A wide range of offenses can bring bribery charges, from a contractor offering government officials cash or something of value to win a competitive bid for services to a police officer accepting cash to “look the other way” and not arrest someone for a crime. People who attempt to bribe jurors in state criminal or civil trials may also face bribery charges.
But bribery is not limited to government offenses. Private individuals can be convicted of accepting a commercial bribe if they are:
- An agent or employee of another
- A legally recognized trustee, guardian, or another fiduciary representative
- A lawyer, doctor, accountant, appraiser, or other licensed professional
- An officer, director, partner, manager, or anyone who directs the affairs of an organization
- An arbitrator or other third party, adjudicator, or mediator (including referees at sporting events)
A conviction of offering or receiving a commercial bribe in any of the above scenarios – a second-degree felony – can bring a sentence of up to 15 years in prison [Fla. Stat. § 838.016(4)].
Federal Bribery Charges Are as Serious as Florida’s Charges
Willful bribery of a federal public official, juror, or witness in a trial (or accepting a bribe) is a federal crime if the offense involves any of (but not limited to) the following:
- An agent acting on behalf of the U.S. government, a federal employee, a witness under oath in any federal proceeding, or a juror [18 US Code § 201] – If the charge involves any of the aforementioned, the accused can be fined up to “three times the monetary equivalent of the thing of value” and/or imprisoned for up to 15 years.

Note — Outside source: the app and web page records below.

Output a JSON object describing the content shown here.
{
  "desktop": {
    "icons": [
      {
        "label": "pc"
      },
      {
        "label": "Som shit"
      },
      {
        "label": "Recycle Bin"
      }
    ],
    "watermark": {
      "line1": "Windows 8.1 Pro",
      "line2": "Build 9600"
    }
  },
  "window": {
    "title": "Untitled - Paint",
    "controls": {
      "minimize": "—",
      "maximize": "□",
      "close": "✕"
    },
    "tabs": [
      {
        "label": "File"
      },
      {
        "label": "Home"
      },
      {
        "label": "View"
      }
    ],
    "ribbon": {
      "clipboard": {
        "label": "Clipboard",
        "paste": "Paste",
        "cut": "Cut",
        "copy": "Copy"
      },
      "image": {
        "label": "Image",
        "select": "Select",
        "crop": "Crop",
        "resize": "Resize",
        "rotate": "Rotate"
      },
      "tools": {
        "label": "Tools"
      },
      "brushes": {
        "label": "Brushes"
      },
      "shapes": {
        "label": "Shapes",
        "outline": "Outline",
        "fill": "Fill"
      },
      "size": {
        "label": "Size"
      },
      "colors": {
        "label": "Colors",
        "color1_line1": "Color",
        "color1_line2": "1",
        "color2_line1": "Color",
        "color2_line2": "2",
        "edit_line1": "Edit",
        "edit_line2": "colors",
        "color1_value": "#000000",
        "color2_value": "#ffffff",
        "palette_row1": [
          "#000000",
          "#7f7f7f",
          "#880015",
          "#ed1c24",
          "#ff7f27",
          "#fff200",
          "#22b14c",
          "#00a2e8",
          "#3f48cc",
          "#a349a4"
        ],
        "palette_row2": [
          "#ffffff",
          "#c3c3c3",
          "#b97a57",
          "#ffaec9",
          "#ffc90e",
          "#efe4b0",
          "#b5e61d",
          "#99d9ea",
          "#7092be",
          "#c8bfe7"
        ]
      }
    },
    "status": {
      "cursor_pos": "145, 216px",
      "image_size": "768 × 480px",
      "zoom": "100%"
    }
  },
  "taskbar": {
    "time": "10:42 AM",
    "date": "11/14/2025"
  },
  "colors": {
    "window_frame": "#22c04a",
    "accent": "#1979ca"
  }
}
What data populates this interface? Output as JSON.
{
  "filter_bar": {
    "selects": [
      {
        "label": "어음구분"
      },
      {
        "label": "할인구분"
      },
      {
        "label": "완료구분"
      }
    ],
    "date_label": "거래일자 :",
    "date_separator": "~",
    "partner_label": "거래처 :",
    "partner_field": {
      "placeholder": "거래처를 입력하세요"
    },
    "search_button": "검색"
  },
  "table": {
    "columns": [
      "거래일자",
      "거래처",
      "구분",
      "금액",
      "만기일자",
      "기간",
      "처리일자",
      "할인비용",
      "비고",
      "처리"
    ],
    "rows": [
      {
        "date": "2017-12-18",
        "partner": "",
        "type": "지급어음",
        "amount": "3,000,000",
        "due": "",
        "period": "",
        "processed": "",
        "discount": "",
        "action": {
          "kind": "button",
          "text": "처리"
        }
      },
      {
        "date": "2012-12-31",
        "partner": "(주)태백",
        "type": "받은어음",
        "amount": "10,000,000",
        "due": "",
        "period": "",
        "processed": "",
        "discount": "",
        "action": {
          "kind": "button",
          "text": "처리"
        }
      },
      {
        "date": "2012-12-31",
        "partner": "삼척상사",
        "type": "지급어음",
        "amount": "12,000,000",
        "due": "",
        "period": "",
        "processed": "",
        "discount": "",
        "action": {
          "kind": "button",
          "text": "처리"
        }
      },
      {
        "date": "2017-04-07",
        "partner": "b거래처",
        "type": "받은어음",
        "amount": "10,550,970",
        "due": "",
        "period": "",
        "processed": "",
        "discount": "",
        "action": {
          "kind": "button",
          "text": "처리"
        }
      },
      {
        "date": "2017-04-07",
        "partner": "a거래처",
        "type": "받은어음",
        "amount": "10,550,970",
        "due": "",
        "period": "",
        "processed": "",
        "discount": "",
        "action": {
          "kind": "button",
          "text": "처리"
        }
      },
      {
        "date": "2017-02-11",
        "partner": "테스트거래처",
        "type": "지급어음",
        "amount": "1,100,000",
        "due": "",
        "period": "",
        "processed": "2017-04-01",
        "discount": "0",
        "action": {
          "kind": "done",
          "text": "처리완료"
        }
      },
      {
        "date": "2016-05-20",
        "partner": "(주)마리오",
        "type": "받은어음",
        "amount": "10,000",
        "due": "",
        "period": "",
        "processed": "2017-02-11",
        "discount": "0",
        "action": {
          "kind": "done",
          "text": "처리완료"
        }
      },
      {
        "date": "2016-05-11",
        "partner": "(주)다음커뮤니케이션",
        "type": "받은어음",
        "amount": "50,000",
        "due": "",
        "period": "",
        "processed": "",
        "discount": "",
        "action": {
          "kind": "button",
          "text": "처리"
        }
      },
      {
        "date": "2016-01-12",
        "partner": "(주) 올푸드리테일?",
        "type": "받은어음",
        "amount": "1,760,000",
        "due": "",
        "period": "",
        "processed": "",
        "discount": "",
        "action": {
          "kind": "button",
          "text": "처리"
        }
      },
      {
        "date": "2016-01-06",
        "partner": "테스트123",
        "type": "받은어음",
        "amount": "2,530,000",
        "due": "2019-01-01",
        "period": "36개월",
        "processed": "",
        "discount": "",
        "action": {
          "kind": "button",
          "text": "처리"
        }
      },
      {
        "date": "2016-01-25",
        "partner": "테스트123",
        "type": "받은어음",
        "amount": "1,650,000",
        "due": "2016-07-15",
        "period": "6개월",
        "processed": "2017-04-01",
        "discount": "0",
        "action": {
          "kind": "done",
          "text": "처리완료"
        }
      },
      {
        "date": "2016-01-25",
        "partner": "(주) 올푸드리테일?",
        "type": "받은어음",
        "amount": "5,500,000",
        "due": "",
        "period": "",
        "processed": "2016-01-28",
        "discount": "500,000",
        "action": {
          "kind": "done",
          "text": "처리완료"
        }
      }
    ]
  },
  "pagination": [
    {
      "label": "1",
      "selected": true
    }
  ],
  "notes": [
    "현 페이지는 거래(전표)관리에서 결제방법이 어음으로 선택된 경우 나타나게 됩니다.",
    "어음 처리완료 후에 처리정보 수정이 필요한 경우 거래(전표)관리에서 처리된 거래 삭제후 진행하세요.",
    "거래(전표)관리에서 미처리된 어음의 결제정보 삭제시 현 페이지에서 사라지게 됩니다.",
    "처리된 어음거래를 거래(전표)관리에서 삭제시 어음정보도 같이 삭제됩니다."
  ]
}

The accused may also be banned from ever holding a similar office. This is in regards to bribery [18 US Code § 201(b)]. If the charges are in regards to illegal gratuities [18 US Code § 201(c)], the accused is subject to fines and/or up-to two years in prison. Note: For bribery to take place, “there must be a quid pro quo – a specific intent to give or receive something of value in exchange for an official act.” But an illegal gratuity, “may constitute merely a reward for some future act that the public official will take (and may already have determined to take), or for a past act that he has already taken.” [U.S. Office of Government Ethics]
- A bank official [18 US Code § 215) – If the charge involves an employee of a financial institution, the accused may be fined up to $1 million dollars or up to three times the value of the bribe (whichever is greater) and/or imprisoned for up to 30 years. If the bribe is less than $1,000, the accused may face fines and/or imprisonment of up to one year.
- Port security or U.S. Customs [US Code § 226] – If the charges involve an attempt to circumvent port security or U.S. Customs, the accused can face fines and/or imprisonment of up to 15 years.
- A sporting event [US Code § 224] – If the charges involve a sporting event affecting interstate commerce, the accused may be fined and/or face up to 5 years in prison.
In instances of enterprise corruption, underlying charges of violating the Racketeer Influenced and Corrupt Organizations (RICO) Act, money laundering, fraud, and other charges might accompany the bribery allegations [18 US Code §§ 1503, 1504 & 1505].
Defenses of Bribery Charges in St. Petersburg
Because the burden of proof is on the prosecution in any bribery charge, there are many ways to defend yourself. A few of the most common include:
- Proving lack of interaction with the public official or accuser;
- Your credible reputation as a respected professional; and
- Your attorney successfully assails the credibility and background of the accuser.
Suspicion of bribery can destroy a person’s professional reputation well before the trial. This is why at the first hint of a bribery charge, it is essential that you retain an experienced criminal defense attorney at Goldman Wetzel to protect your constitutional rights during the investigation.
If you are charged with any bribery offense or are under investigation for such crimes, Goldman Wetzel offers a free evaluation and can help you mount the most effective defense possible. Contact us at 727-828-3900 or fill out our online contact form.